We all know requirements change, and there are classic reasons why that happens: change of environment, change of management, change of budgeting, new users may be added to the stakeholders, .... On top of all that, users and customers change their mind about the system requirements. In the early development cycles they may show interest in some features, later, as soon as they see the real system implemented, they may change their mind and express interest in some other features.
Well, the story comes from the psychology of human minds. Even if I ask you sort four available fruits in the order you like to have them, you may say: Orange, apple, banana, watermelon, and then I take out watermelon from the list of available fruits, you may change the sort and say, well, if watermelon is not available any more I'll rather have apple, banana, and then orange ! Why preferences sometimes depend on what are the available options?

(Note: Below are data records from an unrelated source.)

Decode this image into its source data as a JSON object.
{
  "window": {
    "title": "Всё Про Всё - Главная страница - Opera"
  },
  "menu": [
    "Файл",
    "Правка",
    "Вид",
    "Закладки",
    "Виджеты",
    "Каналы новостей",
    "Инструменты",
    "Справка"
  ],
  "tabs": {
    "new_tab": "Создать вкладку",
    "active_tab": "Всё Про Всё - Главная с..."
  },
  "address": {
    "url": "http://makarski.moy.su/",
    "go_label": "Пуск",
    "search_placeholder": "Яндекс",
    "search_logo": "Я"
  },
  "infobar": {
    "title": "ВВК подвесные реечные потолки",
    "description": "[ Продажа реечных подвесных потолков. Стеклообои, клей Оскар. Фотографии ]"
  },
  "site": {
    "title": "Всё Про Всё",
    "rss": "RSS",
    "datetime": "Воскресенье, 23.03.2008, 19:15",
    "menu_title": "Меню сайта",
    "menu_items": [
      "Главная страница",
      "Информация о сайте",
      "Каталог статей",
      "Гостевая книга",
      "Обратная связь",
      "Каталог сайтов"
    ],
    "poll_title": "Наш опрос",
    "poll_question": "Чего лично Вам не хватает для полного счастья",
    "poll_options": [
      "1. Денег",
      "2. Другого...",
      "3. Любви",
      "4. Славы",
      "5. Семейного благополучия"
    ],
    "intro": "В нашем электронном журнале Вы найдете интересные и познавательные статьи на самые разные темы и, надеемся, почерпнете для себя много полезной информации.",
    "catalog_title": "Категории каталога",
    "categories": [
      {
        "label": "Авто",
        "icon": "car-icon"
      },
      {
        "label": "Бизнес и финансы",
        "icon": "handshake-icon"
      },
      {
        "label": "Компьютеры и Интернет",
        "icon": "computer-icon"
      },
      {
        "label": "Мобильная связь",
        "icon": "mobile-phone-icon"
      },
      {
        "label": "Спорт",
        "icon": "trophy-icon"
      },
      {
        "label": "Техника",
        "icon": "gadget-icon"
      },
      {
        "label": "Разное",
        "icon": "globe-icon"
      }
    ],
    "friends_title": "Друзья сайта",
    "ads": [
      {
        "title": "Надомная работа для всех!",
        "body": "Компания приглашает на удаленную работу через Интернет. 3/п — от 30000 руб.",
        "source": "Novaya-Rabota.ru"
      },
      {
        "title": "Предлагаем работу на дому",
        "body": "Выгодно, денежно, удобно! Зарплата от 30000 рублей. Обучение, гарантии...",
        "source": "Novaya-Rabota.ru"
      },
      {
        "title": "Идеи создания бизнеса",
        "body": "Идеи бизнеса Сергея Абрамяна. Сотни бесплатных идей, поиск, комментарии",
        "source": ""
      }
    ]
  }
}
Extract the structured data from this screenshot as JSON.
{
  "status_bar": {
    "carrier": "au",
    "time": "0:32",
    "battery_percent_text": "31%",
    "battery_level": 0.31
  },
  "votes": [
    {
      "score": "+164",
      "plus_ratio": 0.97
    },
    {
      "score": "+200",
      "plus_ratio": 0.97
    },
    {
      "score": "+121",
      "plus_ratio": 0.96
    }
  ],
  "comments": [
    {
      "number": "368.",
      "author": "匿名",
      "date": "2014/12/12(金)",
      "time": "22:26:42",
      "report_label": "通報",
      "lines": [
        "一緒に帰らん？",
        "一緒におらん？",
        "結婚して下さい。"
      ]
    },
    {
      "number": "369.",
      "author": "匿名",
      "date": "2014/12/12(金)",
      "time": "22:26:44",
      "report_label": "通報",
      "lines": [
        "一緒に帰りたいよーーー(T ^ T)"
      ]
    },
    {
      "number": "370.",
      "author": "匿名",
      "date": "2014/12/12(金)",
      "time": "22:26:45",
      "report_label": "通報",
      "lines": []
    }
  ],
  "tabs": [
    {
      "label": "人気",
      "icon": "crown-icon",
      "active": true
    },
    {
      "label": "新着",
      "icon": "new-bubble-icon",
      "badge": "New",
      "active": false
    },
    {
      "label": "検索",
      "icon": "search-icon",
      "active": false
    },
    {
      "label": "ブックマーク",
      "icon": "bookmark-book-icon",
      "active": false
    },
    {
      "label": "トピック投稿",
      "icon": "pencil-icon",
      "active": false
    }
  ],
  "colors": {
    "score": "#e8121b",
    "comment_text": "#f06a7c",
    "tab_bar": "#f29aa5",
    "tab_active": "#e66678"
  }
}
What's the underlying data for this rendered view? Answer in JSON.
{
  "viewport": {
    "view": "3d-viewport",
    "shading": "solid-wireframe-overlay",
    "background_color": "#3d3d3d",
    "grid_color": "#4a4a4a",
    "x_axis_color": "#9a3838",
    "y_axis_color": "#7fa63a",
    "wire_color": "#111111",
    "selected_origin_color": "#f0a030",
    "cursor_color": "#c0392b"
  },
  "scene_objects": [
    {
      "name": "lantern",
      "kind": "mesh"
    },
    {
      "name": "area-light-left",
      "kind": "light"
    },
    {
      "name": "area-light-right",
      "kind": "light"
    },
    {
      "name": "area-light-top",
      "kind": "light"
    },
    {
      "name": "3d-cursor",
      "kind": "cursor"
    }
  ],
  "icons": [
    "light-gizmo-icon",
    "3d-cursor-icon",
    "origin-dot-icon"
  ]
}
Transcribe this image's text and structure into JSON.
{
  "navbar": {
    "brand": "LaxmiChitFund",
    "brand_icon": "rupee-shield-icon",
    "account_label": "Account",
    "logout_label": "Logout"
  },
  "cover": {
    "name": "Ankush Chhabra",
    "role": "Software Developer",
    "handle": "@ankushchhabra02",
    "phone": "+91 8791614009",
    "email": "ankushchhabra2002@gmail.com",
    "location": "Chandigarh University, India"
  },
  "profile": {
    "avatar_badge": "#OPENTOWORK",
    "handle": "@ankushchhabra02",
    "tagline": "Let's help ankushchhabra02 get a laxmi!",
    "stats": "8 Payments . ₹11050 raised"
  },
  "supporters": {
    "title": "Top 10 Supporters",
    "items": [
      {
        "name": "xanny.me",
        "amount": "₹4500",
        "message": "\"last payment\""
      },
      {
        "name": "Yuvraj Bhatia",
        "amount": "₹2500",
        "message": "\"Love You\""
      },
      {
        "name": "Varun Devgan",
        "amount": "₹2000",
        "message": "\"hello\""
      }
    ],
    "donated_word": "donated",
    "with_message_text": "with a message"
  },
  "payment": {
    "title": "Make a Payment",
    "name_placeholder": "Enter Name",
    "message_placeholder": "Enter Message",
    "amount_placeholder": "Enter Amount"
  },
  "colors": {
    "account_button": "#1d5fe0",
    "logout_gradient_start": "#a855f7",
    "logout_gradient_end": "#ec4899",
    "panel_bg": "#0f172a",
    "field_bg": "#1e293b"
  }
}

It is wrong to assume stakeholders have some fixed preferences about the requirements. They have some hidden criteria for evaluating the elements and requirements that we may not know about. In the case of fruits, you may not know, but someone wants to have watermelon at the end because it is juicy, but once watermelon is not in the list, the individual rather to have the other juicy fruit (orange) at the end, so changes the sort for you ! The same thing happens when dealing with software requirements. Users show interests in some features while having some hidden goals and criteria in their mind.
Well, now the question is when asking the stakeholders to rank the requirements, features, or alternative solutions, do we need to uncover their rationale behind these preferences? And if we do, the more the criteria of comparisons and rationale of preferences are more explicit, the more accurate are the preferences we extracted?